Also on June 28, 2019, Dunleavy vetoed $335,000 from the budget of the Alaska Supreme Court, stating that he did so because the Court had held that the state was constitutionally required to supply public funding for elective abortions.

In September 2020, Dunleavy agreed to reimburse the state $2,800 for allegedly partisan advertisements that were purchased with state funds. Dunleavy didn't admit to wrongdoing, but stated that it had been within the best interest of the state to resolve the allegations.

Recall Attempt

On July 15, 2019, an attempt to recall Dunleavy began following a public backlash over his cuts to public assistance, education and therefore the University of Alaska ($135 million move state funding, a few 41% reduction). to possess the petition certified by the Division of Elections, the petitioners were required to submit 28,501 signatures (approximately 10% of the voting population in Alaskas last general election).

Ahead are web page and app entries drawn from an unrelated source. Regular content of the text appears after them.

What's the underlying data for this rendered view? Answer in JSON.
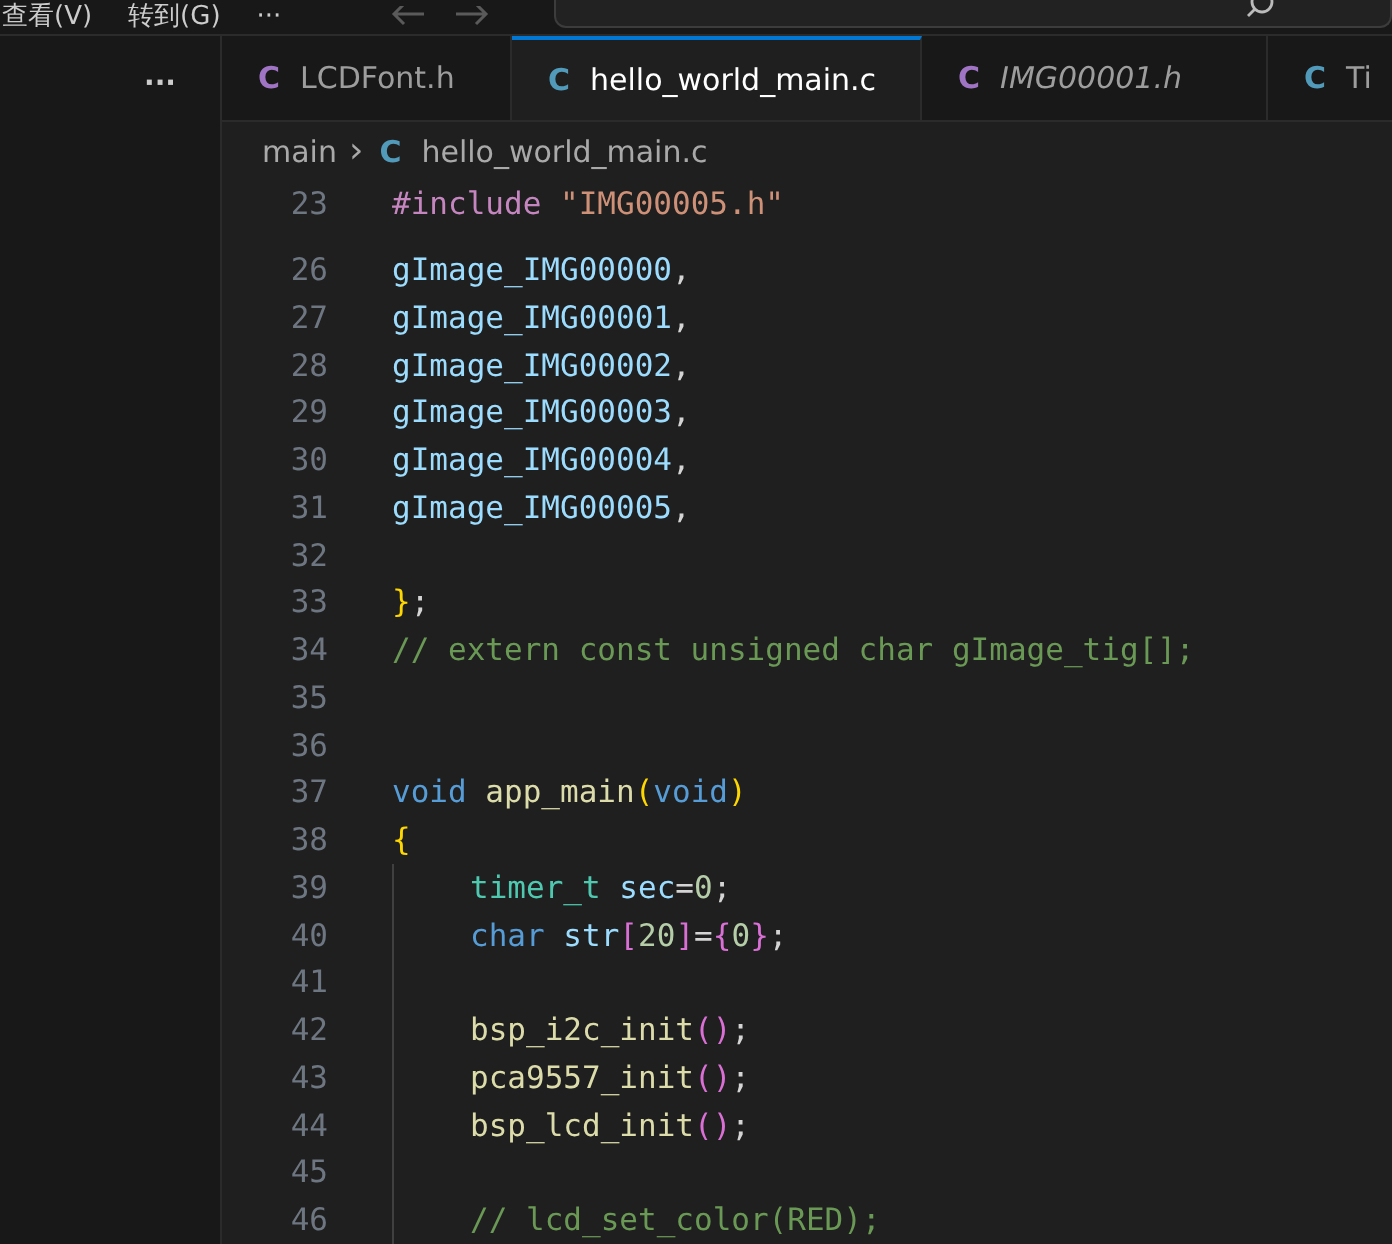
{
  "menu": [
    "查看(V)",
    "转到(G)",
    "···"
  ],
  "sidebar": {
    "more": "···"
  },
  "tabs": [
    {
      "label": "LCDFont.h",
      "icon": "C",
      "color": "#a074c4",
      "selected": false,
      "preview": false
    },
    {
      "label": "hello_world_main.c",
      "icon": "C",
      "color": "#519aba",
      "selected": true,
      "preview": false
    },
    {
      "label": "IMG00001.h",
      "icon": "C",
      "color": "#a074c4",
      "selected": false,
      "preview": true
    },
    {
      "label": "Ti",
      "icon": "C",
      "color": "#519aba",
      "selected": false,
      "preview": false
    }
  ],
  "breadcrumb": {
    "folder": "main",
    "separator": "›",
    "icon": "C",
    "file": "hello_world_main.c"
  },
  "code": [
    {
      "number": "23",
      "indent": false,
      "tokens": [
        {
          "text": "#include ",
          "kind": "pre"
        },
        {
          "text": "\"IMG00005.h\"",
          "kind": "str"
        }
      ]
    },
    {
      "number": "26",
      "indent": false,
      "tokens": [
        {
          "text": "gImage_IMG00000",
          "kind": "var"
        },
        {
          "text": ",",
          "kind": "plain"
        }
      ]
    },
    {
      "number": "27",
      "indent": false,
      "tokens": [
        {
          "text": "gImage_IMG00001",
          "kind": "var"
        },
        {
          "text": ",",
          "kind": "plain"
        }
      ]
    },
    {
      "number": "28",
      "indent": false,
      "tokens": [
        {
          "text": "gImage_IMG00002",
          "kind": "var"
        },
        {
          "text": ",",
          "kind": "plain"
        }
      ]
    },
    {
      "number": "29",
      "indent": false,
      "tokens": [
        {
          "text": "gImage_IMG00003",
          "kind": "var"
        },
        {
          "text": ",",
          "kind": "plain"
        }
      ]
    },
    {
      "number": "30",
      "indent": false,
      "tokens": [
        {
          "text": "gImage_IMG00004",
          "kind": "var"
        },
        {
          "text": ",",
          "kind": "plain"
        }
      ]
    },
    {
      "number": "31",
      "indent": false,
      "tokens": [
        {
          "text": "gImage_IMG00005",
          "kind": "var"
        },
        {
          "text": ",",
          "kind": "plain"
        }
      ]
    },
    {
      "number": "32",
      "indent": false
    },
    {
      "number": "33",
      "indent": false,
      "tokens": [
        {
          "text": "}",
          "kind": "br1"
        },
        {
          "text": ";",
          "kind": "plain"
        }
      ]
    },
    {
      "number": "34",
      "indent": false,
      "tokens": [
        {
          "text": "// extern const unsigned char gImage_tig[];",
          "kind": "cmt"
        }
      ]
    },
    {
      "number": "35",
      "indent": false
    },
    {
      "number": "36",
      "indent": false
    },
    {
      "number": "37",
      "indent": false,
      "tokens": [
        {
          "text": "void ",
          "kind": "kw"
        },
        {
          "text": "app_main",
          "kind": "fn"
        },
        {
          "text": "(",
          "kind": "br1"
        },
        {
          "text": "void",
          "kind": "kw"
        },
        {
          "text": ")",
          "kind": "br1"
        }
      ]
    },
    {
      "number": "38",
      "indent": false,
      "tokens": [
        {
          "text": "{",
          "kind": "br1"
        }
      ]
    },
    {
      "number": "39",
      "indent": true,
      "tokens": [
        {
          "text": "timer_t ",
          "kind": "type"
        },
        {
          "text": "sec",
          "kind": "var"
        },
        {
          "text": "=",
          "kind": "plain"
        },
        {
          "text": "0",
          "kind": "num"
        },
        {
          "text": ";",
          "kind": "plain"
        }
      ]
    },
    {
      "number": "40",
      "indent": true,
      "tokens": [
        {
          "text": "char ",
          "kind": "kw"
        },
        {
          "text": "str",
          "kind": "var"
        },
        {
          "text": "[",
          "kind": "br2"
        },
        {
          "text": "20",
          "kind": "num"
        },
        {
          "text": "]",
          "kind": "br2"
        },
        {
          "text": "=",
          "kind": "plain"
        },
        {
          "text": "{",
          "kind": "br2"
        },
        {
          "text": "0",
          "kind": "num"
        },
        {
          "text": "}",
          "kind": "br2"
        },
        {
          "text": ";",
          "kind": "plain"
        }
      ]
    },
    {
      "number": "41",
      "indent": true
    },
    {
      "number": "42",
      "indent": true,
      "tokens": [
        {
          "text": "bsp_i2c_init",
          "kind": "fn"
        },
        {
          "text": "()",
          "kind": "br2"
        },
        {
          "text": ";",
          "kind": "plain"
        }
      ]
    },
    {
      "number": "43",
      "indent": true,
      "tokens": [
        {
          "text": "pca9557_init",
          "kind": "fn"
        },
        {
          "text": "()",
          "kind": "br2"
        },
        {
          "text": ";",
          "kind": "plain"
        }
      ]
    },
    {
      "number": "44",
      "indent": true,
      "tokens": [
        {
          "text": "bsp_lcd_init",
          "kind": "fn"
        },
        {
          "text": "()",
          "kind": "br2"
        },
        {
          "text": ";",
          "kind": "plain"
        }
      ]
    },
    {
      "number": "45",
      "indent": true
    },
    {
      "number": "46",
      "indent": true,
      "tokens": [
        {
          "text": "// lcd_set_color(RED);",
          "kind": "cmt"
        }
      ]
    }
  ]
}
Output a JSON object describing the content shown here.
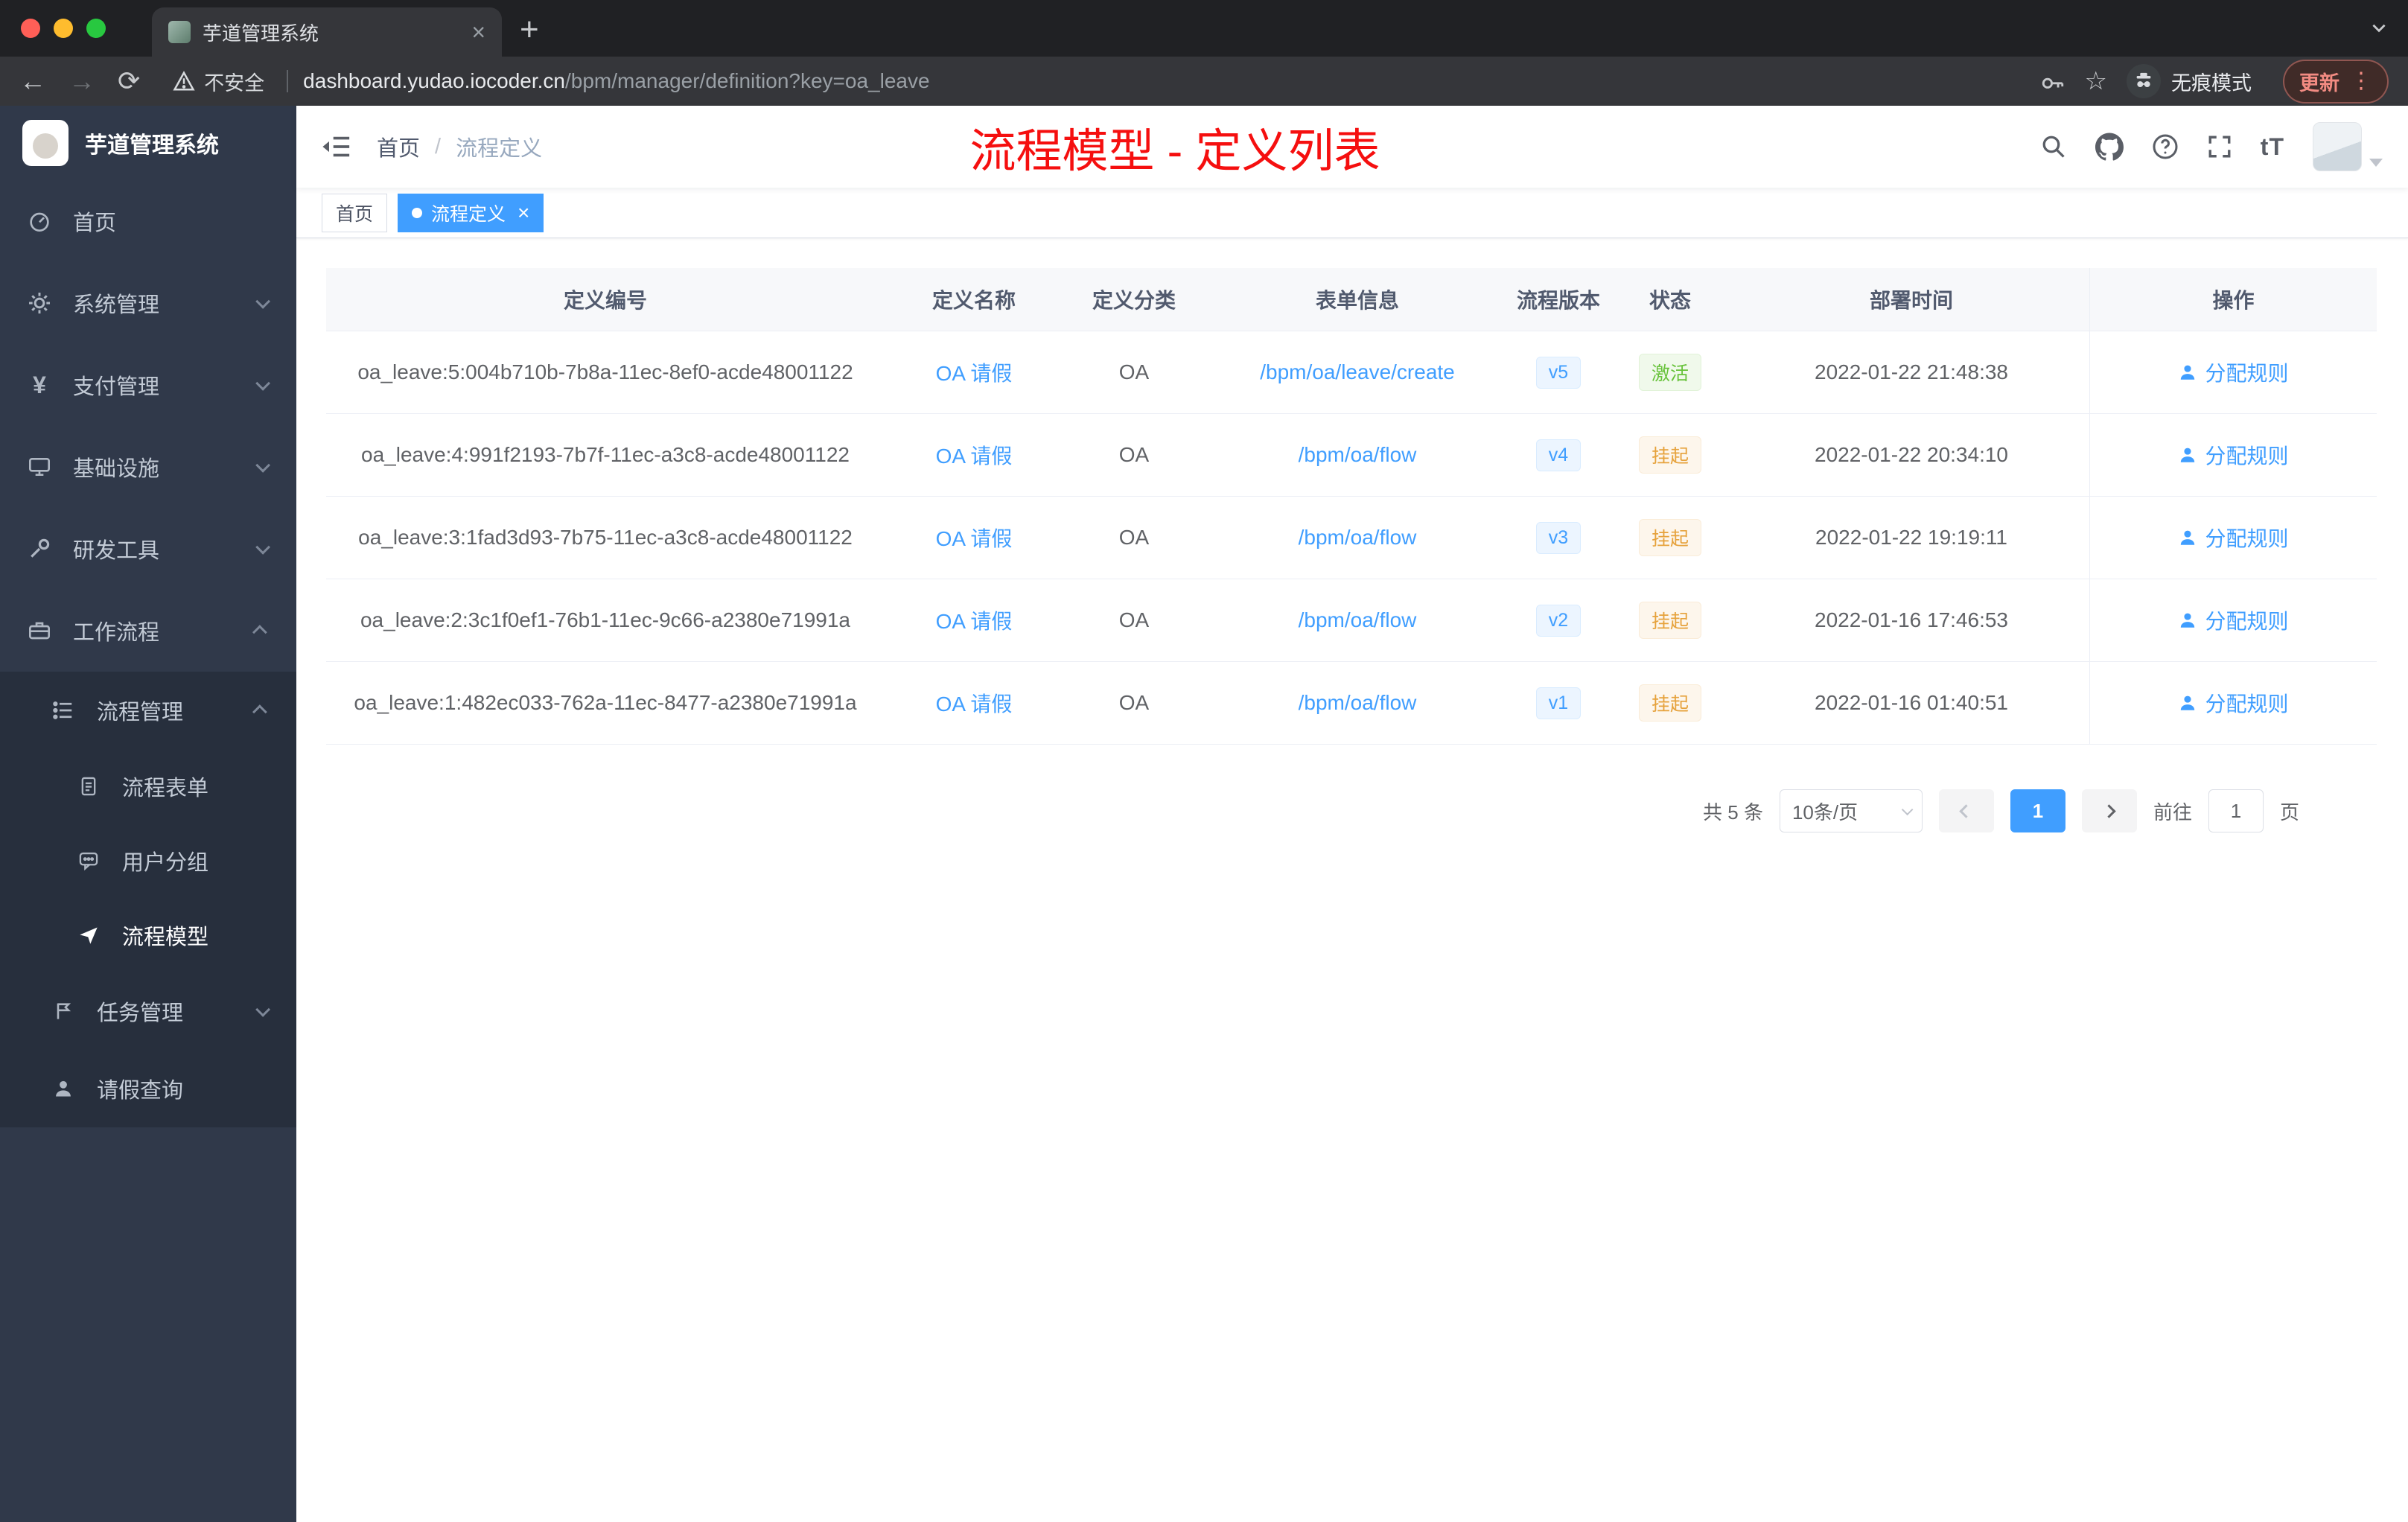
{
  "browser": {
    "tab_title": "芋道管理系统",
    "security_label": "不安全",
    "url_host": "dashboard.yudao.iocoder.cn",
    "url_path": "/bpm/manager/definition?key=oa_leave",
    "incognito_label": "无痕模式",
    "update_label": "更新"
  },
  "sidebar": {
    "logo_title": "芋道管理系统",
    "items": [
      {
        "label": "首页"
      },
      {
        "label": "系统管理"
      },
      {
        "label": "支付管理"
      },
      {
        "label": "基础设施"
      },
      {
        "label": "研发工具"
      },
      {
        "label": "工作流程"
      },
      {
        "label": "流程管理"
      },
      {
        "label": "流程表单"
      },
      {
        "label": "用户分组"
      },
      {
        "label": "流程模型"
      },
      {
        "label": "任务管理"
      },
      {
        "label": "请假查询"
      }
    ]
  },
  "header": {
    "breadcrumb_home": "首页",
    "breadcrumb_current": "流程定义",
    "annotation": "流程模型 - 定义列表",
    "font_size_icon_label": "tT"
  },
  "tags": {
    "home": "首页",
    "active": "流程定义"
  },
  "table": {
    "columns": [
      "定义编号",
      "定义名称",
      "定义分类",
      "表单信息",
      "流程版本",
      "状态",
      "部署时间",
      "操作"
    ],
    "rows": [
      {
        "id": "oa_leave:5:004b710b-7b8a-11ec-8ef0-acde48001122",
        "name": "OA 请假",
        "category": "OA",
        "form": "/bpm/oa/leave/create",
        "version": "v5",
        "status": "激活",
        "status_type": "success",
        "deploy_time": "2022-01-22 21:48:38",
        "action": "分配规则"
      },
      {
        "id": "oa_leave:4:991f2193-7b7f-11ec-a3c8-acde48001122",
        "name": "OA 请假",
        "category": "OA",
        "form": "/bpm/oa/flow",
        "version": "v4",
        "status": "挂起",
        "status_type": "warning",
        "deploy_time": "2022-01-22 20:34:10",
        "action": "分配规则"
      },
      {
        "id": "oa_leave:3:1fad3d93-7b75-11ec-a3c8-acde48001122",
        "name": "OA 请假",
        "category": "OA",
        "form": "/bpm/oa/flow",
        "version": "v3",
        "status": "挂起",
        "status_type": "warning",
        "deploy_time": "2022-01-22 19:19:11",
        "action": "分配规则"
      },
      {
        "id": "oa_leave:2:3c1f0ef1-76b1-11ec-9c66-a2380e71991a",
        "name": "OA 请假",
        "category": "OA",
        "form": "/bpm/oa/flow",
        "version": "v2",
        "status": "挂起",
        "status_type": "warning",
        "deploy_time": "2022-01-16 17:46:53",
        "action": "分配规则"
      },
      {
        "id": "oa_leave:1:482ec033-762a-11ec-8477-a2380e71991a",
        "name": "OA 请假",
        "category": "OA",
        "form": "/bpm/oa/flow",
        "version": "v1",
        "status": "挂起",
        "status_type": "warning",
        "deploy_time": "2022-01-16 01:40:51",
        "action": "分配规则"
      }
    ]
  },
  "pagination": {
    "total": "共 5 条",
    "page_size": "10条/页",
    "page": "1",
    "goto": "前往",
    "goto_value": "1",
    "unit": "页"
  },
  "colors": {
    "accent": "#409eff",
    "success": "#67c23a",
    "warning": "#e6a23c",
    "annotation": "#f50f0f",
    "sidebar_bg": "#30394a"
  }
}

On September 5, 2019, volunteers submitted 49,006 petition signatures to the Alaska Division of Elections for certification. On November 4, 2019, the Division of Elections declined to certify the recall petition following the issuance of an opinion by Alaska Attorney General Kevin Clarkson. Clarkson acknowledged that the petitioners had submitted sufficient signatures and paid the required fees, but asserted that "the four allegations against the governor fail to satisfy any of the listed grounds for recall—neglect of duty, incompetence, or lack of fitness". The petitioners stated that they might appeal the division's decision.

In January 2020, Anchorage court Judge Eric Aarseth rejected the division's decision to not certify the recall petition. The state appealed Aarseth's ruling to the Alaska Supreme Court, which on May 8 affirmed that the recall effort could proceed. The "Recall Dunleavy" effort did not submit sufficient signatures to trigger a recall election in November 2020 but said it planned to continue gathering signatures with the hope of holding a recall election in 2021.